Jewels Doskicz is a registered nurse, freelance writer, patient advocate, health coach, and long-distance cyclist. Jewels is the moderator of Diabetic Connect’s weekly #DCDE Twitter chat, and she and her daughter both live healthfully with type 1 diabetes.
Diabetes, the most common cause of painful neuropathies, consumes approximately one-third of those with diabetes with its physical and mental strains.
Nerve health can be compromised from diabetes. Its pathology isn’t well understood, but it is a pervasive problem, leaving people in pain during the day and keeping them up at night. The pain may be amplified by walking or by seemingly simple things like putting socks or shoes on.
What does nerve pain feel like?
The body’s nerves, a durable but sensitive pathway between our brain and body, serve important functions for our safety and well-being. When nerves malfunction or short-circuit, it can disrupt their normal functioning, sending uncomfortable messages to the brain or shutting down the messaging system all together.
If you’ve ever accidentally shocked or burned yourself, you have a good idea of what nerve pain feels like. A constant barrage of unbearable numbness, burning, tingling, and zapping pain greets those riddled with diabetic nerve pain on a daily basis.
Complaints are varied but tend to follow similar paths:
“My foot feels like it’s on fire!”
“I can’t feel parts of my feet.”
“I feel like I’m stepping on broken glass.”
“My toe feels like I stuck it in an electrical socket.”
Remember, nerve pain isn’t selective. People with diabetes may also have sexual dysfunctions, bladder impairments, or digestive issues (gastroparesis) related to neuropathies—all of these bodily functions are served by the nervous system.
The good news is that diabetic nerve pain can be cut in half with effective therapies, according to The American Academy of Neurology. In order to get help, it’s vital that you share your physical experiences with your healthcare provider.
There is no cure for neuropathy, but pharmaceutical options may help quell the symptoms.
Once your healthcare provider diagnoses you with neuropathy, there are medications that may help. Finding one that works best for you may require some trial and error. Medications aren’t without their complicating side effects, but your healthcare provider can help you work through them.
• Tricyclics are a certain type of antidepressants that have been found to be a helpful addition to control nerve pain.
• Amitriptyline, Desipramine, and Imipramine are frequently used medications.
• Side effects that you may experience include dry mouth, sweating, weight gain, constipation, and dizziness.

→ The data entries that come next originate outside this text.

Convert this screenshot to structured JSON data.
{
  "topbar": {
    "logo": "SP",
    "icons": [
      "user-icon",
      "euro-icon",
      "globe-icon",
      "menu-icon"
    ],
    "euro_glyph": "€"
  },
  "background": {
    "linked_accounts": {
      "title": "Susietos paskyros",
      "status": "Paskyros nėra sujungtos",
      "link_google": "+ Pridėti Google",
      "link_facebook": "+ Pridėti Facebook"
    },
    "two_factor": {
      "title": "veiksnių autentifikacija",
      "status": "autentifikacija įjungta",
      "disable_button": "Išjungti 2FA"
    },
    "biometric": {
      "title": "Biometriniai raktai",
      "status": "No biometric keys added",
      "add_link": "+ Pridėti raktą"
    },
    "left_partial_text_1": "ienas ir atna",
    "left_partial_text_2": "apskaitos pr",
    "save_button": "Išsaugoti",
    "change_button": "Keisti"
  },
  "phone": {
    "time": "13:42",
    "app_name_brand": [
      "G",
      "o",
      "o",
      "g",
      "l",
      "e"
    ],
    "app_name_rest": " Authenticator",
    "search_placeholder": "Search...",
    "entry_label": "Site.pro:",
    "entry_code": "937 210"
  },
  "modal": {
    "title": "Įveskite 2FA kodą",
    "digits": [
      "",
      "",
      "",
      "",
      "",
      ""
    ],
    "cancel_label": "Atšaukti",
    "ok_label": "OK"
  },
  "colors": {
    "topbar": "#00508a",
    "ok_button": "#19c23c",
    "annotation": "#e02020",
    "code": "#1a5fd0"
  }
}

Anticonvulsant (seizure) medications
• Not all seizure medications help with nerve pain.
• Lyrica, Gabapentin, and Tegretol are common medications prescribed for nerve pain.
• Side effects that you may experience include dizziness, tiredness, and weight gain.
• Narcotic pain killers may be prescribed. Side effects that you may experience include drowsiness, constipation, dependence, and headaches.
• Topical creams, including Capsaicin or lidocaine creams, are used with limited success.
• Transcutaneous electrical nerve stimulation (TENS) units are used with some success as well.
• Naturopathic treatments such as acupuncture, massage, and hypnotherapy have varied success rates.
• Sexual dysfunctions, gastroparesis, and bladder issues will be treated with medications that are specific to your symptoms. Your healthcare provider may also refer you to a specialist.
A word on preventive measures
Diabetes control is an important piece of the neuropathy puzzle. By keeping your blood sugars within the established target range, you can help prevent, delay, or even improve the signs of neuropathy that you have.